Leadership art exhibition empowers students through creativity



Earlier this month, 10 students from the Palmer Catholic Academy were recognized in Crayola’s 2016-2017 Empowering Students through Creative Leadership Art Exhibition.

Crayola offers the exhibition as an “opportunity for students to explore their vision, confront their fears, become collaborators and learn to balance priorities.”

The national contest was open to students from pre-k through 12th grade.
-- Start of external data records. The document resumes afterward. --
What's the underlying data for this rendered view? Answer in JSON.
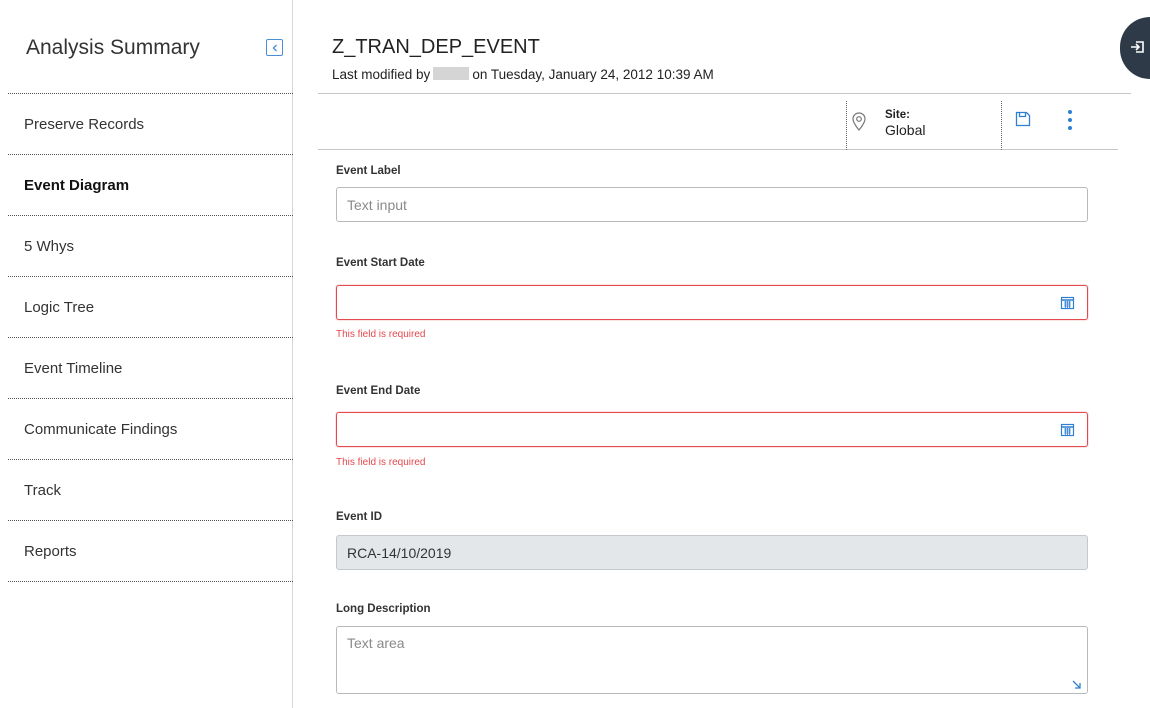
{
  "sidebar": {
    "title": "Analysis Summary",
    "items": [
      {
        "label": "Preserve Records"
      },
      {
        "label": "Event Diagram"
      },
      {
        "label": "5 Whys"
      },
      {
        "label": "Logic Tree"
      },
      {
        "label": "Event Timeline"
      },
      {
        "label": "Communicate Findings"
      },
      {
        "label": "Track"
      },
      {
        "label": "Reports"
      }
    ],
    "active_index": 1
  },
  "header": {
    "title": "Z_TRAN_DEP_EVENT",
    "meta_prefix": "Last modified by",
    "meta_suffix": "on Tuesday, January 24, 2012 10:39 AM"
  },
  "toolbar": {
    "site_label": "Site:",
    "site_value": "Global",
    "icons": [
      "map-pin-icon",
      "save-icon",
      "kebab-menu-icon"
    ]
  },
  "form": {
    "event_label": {
      "label": "Event Label",
      "placeholder": "Text input",
      "value": ""
    },
    "event_start_date": {
      "label": "Event Start Date",
      "value": "",
      "error": "This field is required"
    },
    "event_end_date": {
      "label": "Event End Date",
      "value": "",
      "error": "This field is required"
    },
    "event_id": {
      "label": "Event ID",
      "value": "RCA-14/10/2019"
    },
    "long_description": {
      "label": "Long Description",
      "placeholder": "Text area",
      "value": ""
    }
  },
  "colors": {
    "accent": "#2f7fd1",
    "error": "#e5484d",
    "right_tab": "#2e3a47",
    "readonly_bg": "#e4e7ea"
  }
}
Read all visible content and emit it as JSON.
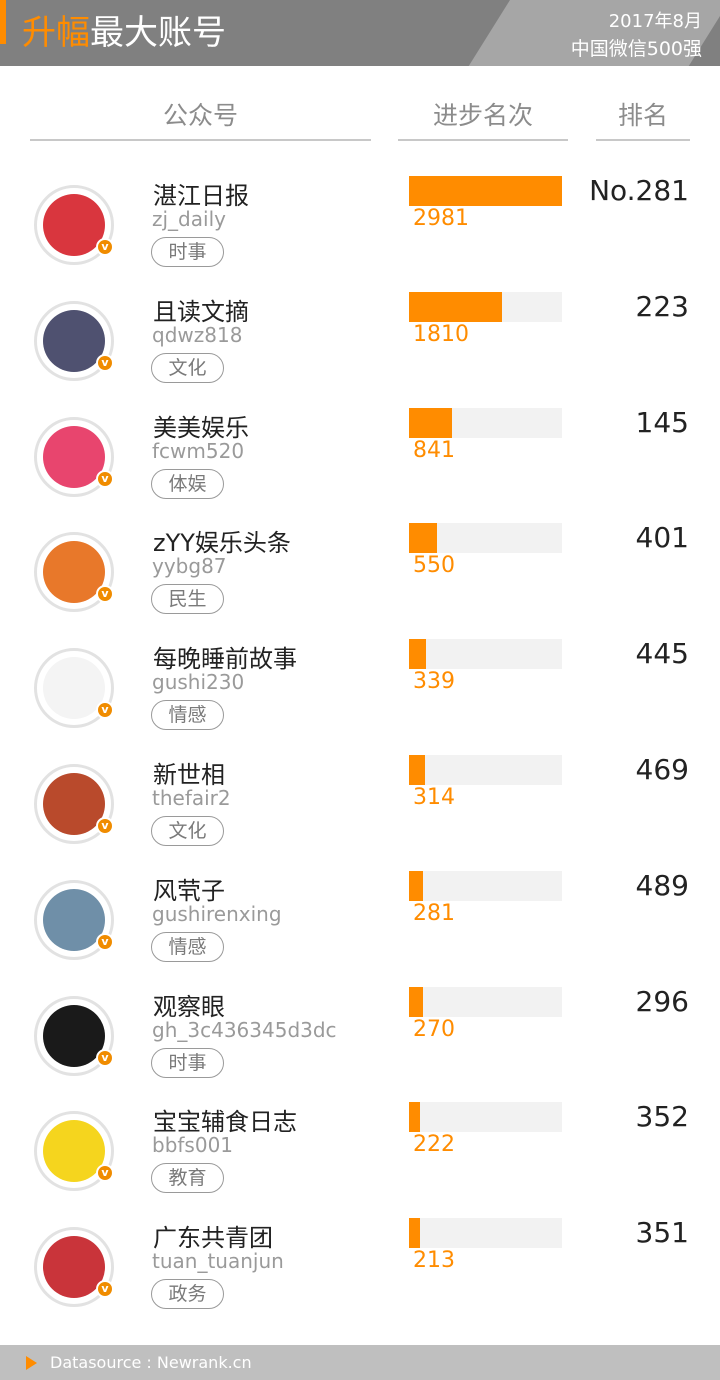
{
  "header": {
    "title_highlight": "升幅",
    "title_rest": "最大账号",
    "date": "2017年8月",
    "subtitle": "中国微信500强"
  },
  "columns": {
    "account": "公众号",
    "progress": "进步名次",
    "rank": "排名"
  },
  "colors": {
    "accent": "#ff8c00",
    "header_bg": "#808080",
    "footer_bg": "#bfbfbf",
    "bar_track": "#f2f2f2"
  },
  "chart_data": {
    "type": "bar",
    "xlabel": "进步名次",
    "max": 2981,
    "categories": [
      "湛江日报",
      "且读文摘",
      "美美娱乐",
      "zYY娱乐头条",
      "每晚睡前故事",
      "新世相",
      "风茕子",
      "观察眼",
      "宝宝辅食日志",
      "广东共青团"
    ],
    "values": [
      2981,
      1810,
      841,
      550,
      339,
      314,
      281,
      270,
      222,
      213
    ]
  },
  "rows": [
    {
      "name": "湛江日报",
      "account": "zj_daily",
      "tag": "时事",
      "progress": "2981",
      "rank": "No.281",
      "avatar_color": "#d9363e"
    },
    {
      "name": "且读文摘",
      "account": "qdwz818",
      "tag": "文化",
      "progress": "1810",
      "rank": "223",
      "avatar_color": "#4f5170"
    },
    {
      "name": "美美娱乐",
      "account": "fcwm520",
      "tag": "体娱",
      "progress": "841",
      "rank": "145",
      "avatar_color": "#e8456e"
    },
    {
      "name": "zYY娱乐头条",
      "account": "yybg87",
      "tag": "民生",
      "progress": "550",
      "rank": "401",
      "avatar_color": "#e8782a"
    },
    {
      "name": "每晚睡前故事",
      "account": "gushi230",
      "tag": "情感",
      "progress": "339",
      "rank": "445",
      "avatar_color": "#f4f4f4"
    },
    {
      "name": "新世相",
      "account": "thefair2",
      "tag": "文化",
      "progress": "314",
      "rank": "469",
      "avatar_color": "#b94a2c"
    },
    {
      "name": "风茕子",
      "account": "gushirenxing",
      "tag": "情感",
      "progress": "281",
      "rank": "489",
      "avatar_color": "#6f8fa8"
    },
    {
      "name": "观察眼",
      "account": "gh_3c436345d3dc",
      "tag": "时事",
      "progress": "270",
      "rank": "296",
      "avatar_color": "#1a1a1a"
    },
    {
      "name": "宝宝辅食日志",
      "account": "bbfs001",
      "tag": "教育",
      "progress": "222",
      "rank": "352",
      "avatar_color": "#f5d51e"
    },
    {
      "name": "广东共青团",
      "account": "tuan_tuanjun",
      "tag": "政务",
      "progress": "213",
      "rank": "351",
      "avatar_color": "#c9343a"
    }
  ],
  "footer": {
    "source": "Datasource : Newrank.cn"
  }
}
Each grade level faced a slightly different challenge under the umbrella, “What Creative Leadership Means to Me.”

Four Palmer students, eighth-grader Sarah DosSantos, sixth-grader Delaney Porazinski, fourth-grader Ramey Neace and third-grader Jacob Valenzuela were selected as finalists in Crayola’s National Art Exhibition.

In a congratulatory letter to the students’ art teacher, Katie Corrigan, Crayola Art Expo representative Susan Dobias praised the students’ work.
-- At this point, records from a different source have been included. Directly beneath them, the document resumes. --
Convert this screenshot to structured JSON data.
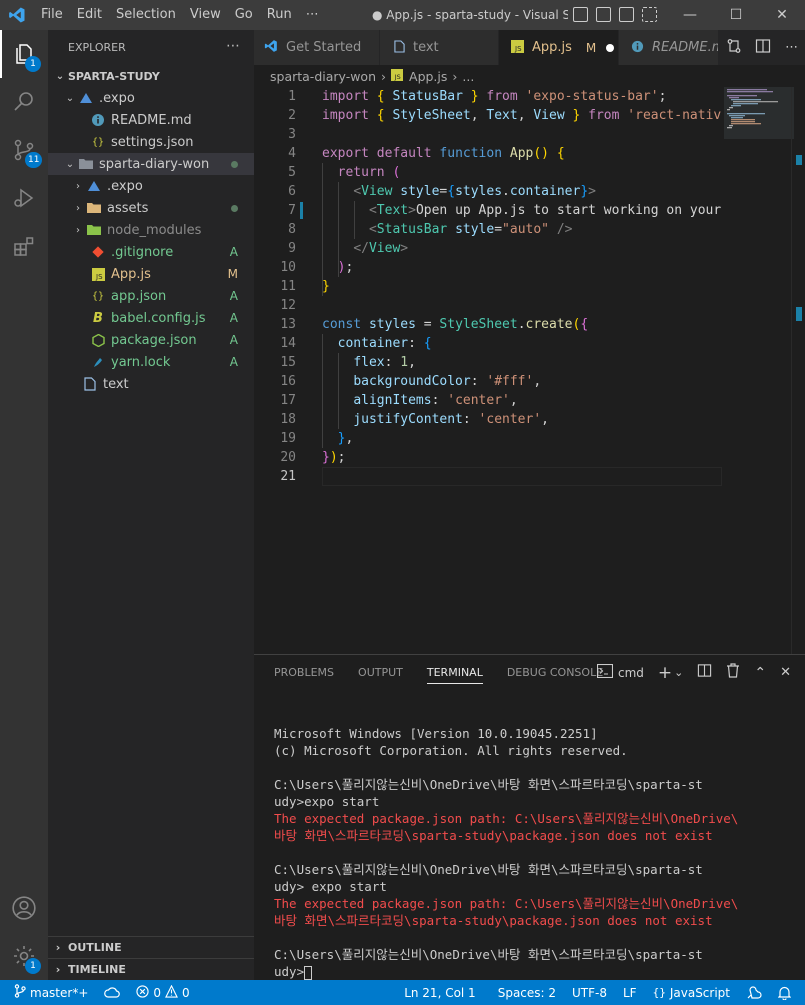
{
  "titlebar": {
    "menu": [
      "File",
      "Edit",
      "Selection",
      "View",
      "Go",
      "Run",
      "⋯"
    ],
    "title": "● App.js - sparta-study - Visual Studio Code"
  },
  "activity": {
    "explorer_badge": "1",
    "scm_badge": "11",
    "settings_badge": "1"
  },
  "sidebar": {
    "header": "EXPLORER",
    "root": "SPARTA-STUDY",
    "items": [
      {
        "label": ".expo",
        "status": ""
      },
      {
        "label": "README.md",
        "status": ""
      },
      {
        "label": "settings.json",
        "status": ""
      },
      {
        "label": "sparta-diary-won",
        "status": ""
      },
      {
        "label": ".expo",
        "status": ""
      },
      {
        "label": "assets",
        "status": ""
      },
      {
        "label": "node_modules",
        "status": ""
      },
      {
        "label": ".gitignore",
        "status": "A"
      },
      {
        "label": "App.js",
        "status": "M"
      },
      {
        "label": "app.json",
        "status": "A"
      },
      {
        "label": "babel.config.js",
        "status": "A"
      },
      {
        "label": "package.json",
        "status": "A"
      },
      {
        "label": "yarn.lock",
        "status": "A"
      },
      {
        "label": "text",
        "status": ""
      }
    ],
    "outline": "OUTLINE",
    "timeline": "TIMELINE"
  },
  "tabs": [
    {
      "label": "Get Started",
      "status": ""
    },
    {
      "label": "text",
      "status": ""
    },
    {
      "label": "App.js",
      "status": "M"
    },
    {
      "label": "README.md",
      "status": ""
    }
  ],
  "breadcrumb": {
    "folder": "sparta-diary-won",
    "file": "App.js",
    "more": "..."
  },
  "editor": {
    "line_numbers": [
      "1",
      "2",
      "3",
      "4",
      "5",
      "6",
      "7",
      "8",
      "9",
      "10",
      "11",
      "12",
      "13",
      "14",
      "15",
      "16",
      "17",
      "18",
      "19",
      "20",
      "21"
    ],
    "code": {
      "import": "import",
      "from": "from",
      "StatusBar": "StatusBar",
      "StyleSheet": "StyleSheet",
      "Text": "Text",
      "View": "View",
      "s_expo": "'expo-status-bar'",
      "s_rn": "'react-native'",
      "export": "export",
      "default": "default",
      "function": "function",
      "App": "App",
      "return": "return",
      "style": "style",
      "styles": "styles",
      "container": "container",
      "text7": "Open up App.js to start working on your app!",
      "s_auto": "\"auto\"",
      "const": "const",
      "create": "create",
      "flex": "flex",
      "n1": "1",
      "backgroundColor": "backgroundColor",
      "s_fff": "'#fff'",
      "alignItems": "alignItems",
      "s_center": "'center'",
      "justifyContent": "justifyContent"
    }
  },
  "panel": {
    "tabs": [
      "PROBLEMS",
      "OUTPUT",
      "TERMINAL",
      "DEBUG CONSOLE"
    ],
    "shell": "cmd",
    "terminal": [
      {
        "text": "Microsoft Windows [Version 10.0.19045.2251]",
        "err": false
      },
      {
        "text": "(c) Microsoft Corporation. All rights reserved.",
        "err": false
      },
      {
        "text": "",
        "err": false
      },
      {
        "text": "C:\\Users\\풀리지않는신비\\OneDrive\\바탕 화면\\스파르타코딩\\sparta-st",
        "err": false
      },
      {
        "text": "udy>expo start",
        "err": false
      },
      {
        "text": "The expected package.json path: C:\\Users\\풀리지않는신비\\OneDrive\\",
        "err": true
      },
      {
        "text": "바탕 화면\\스파르타코딩\\sparta-study\\package.json does not exist",
        "err": true
      },
      {
        "text": "",
        "err": false
      },
      {
        "text": "C:\\Users\\풀리지않는신비\\OneDrive\\바탕 화면\\스파르타코딩\\sparta-st",
        "err": false
      },
      {
        "text": "udy> expo start",
        "err": false
      },
      {
        "text": "The expected package.json path: C:\\Users\\풀리지않는신비\\OneDrive\\",
        "err": true
      },
      {
        "text": "바탕 화면\\스파르타코딩\\sparta-study\\package.json does not exist",
        "err": true
      },
      {
        "text": "",
        "err": false
      },
      {
        "text": "C:\\Users\\풀리지않는신비\\OneDrive\\바탕 화면\\스파르타코딩\\sparta-st",
        "err": false
      },
      {
        "text": "udy>",
        "err": false
      }
    ]
  },
  "statusbar": {
    "branch": "master*+",
    "errors": "0",
    "warnings": "0",
    "position": "Ln 21, Col 1",
    "spaces": "Spaces: 2",
    "encoding": "UTF-8",
    "eol": "LF",
    "language": "JavaScript"
  },
  "colors": {
    "accent": "#007acc",
    "added": "#73c991",
    "modified": "#e2c08d",
    "error": "#f14c4c"
  }
}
“The finalists’ artwork showed a true connection to the theme, had stunning visual appeal, presented age-appropriate critical thinking and responded to the theme with originality,” Dobias said.

Thousands of pieces were submitted from students across the country with the top 30 finalists becoming part of the U.S. Department of Education’s permanent curated collection of “globally inspiring” children’s art on display in Washington, D.C.

“We are very grateful to Crayola for such a wonderful opportunity to build creative leadership and encourage self-expression in our student artists,” said school principal Linda Earp.

Though the artwork for the U.S. Department of Education’s permanent collection had reached maximum capacity, Dobias said they will make room for new pieces.

“We were so inspired by your students submissions we’d like to provide an opportunity for their art to be included in Crayola’s Education Resources,” Dobias said.

Those students include Kate Fennell (fourth grade), Isabella Bushkell (seventh grade), Mary Clare Stinneford (fifth grade), Miel Reyes (eighth grade), Jacob Norgart (second grade) and Sara Valenzuela (seventh grade).

“Each submission provided a look into the mind of the student artist,” Dobias said. “We were truly inspired by the powerful ways students connected creative leadership to their personal experiences.”

The four finalists will receive a plaque featuring a replica of their original artwork and artist’s statements while all 10 students and their teacher will receive $200 in Crayola products.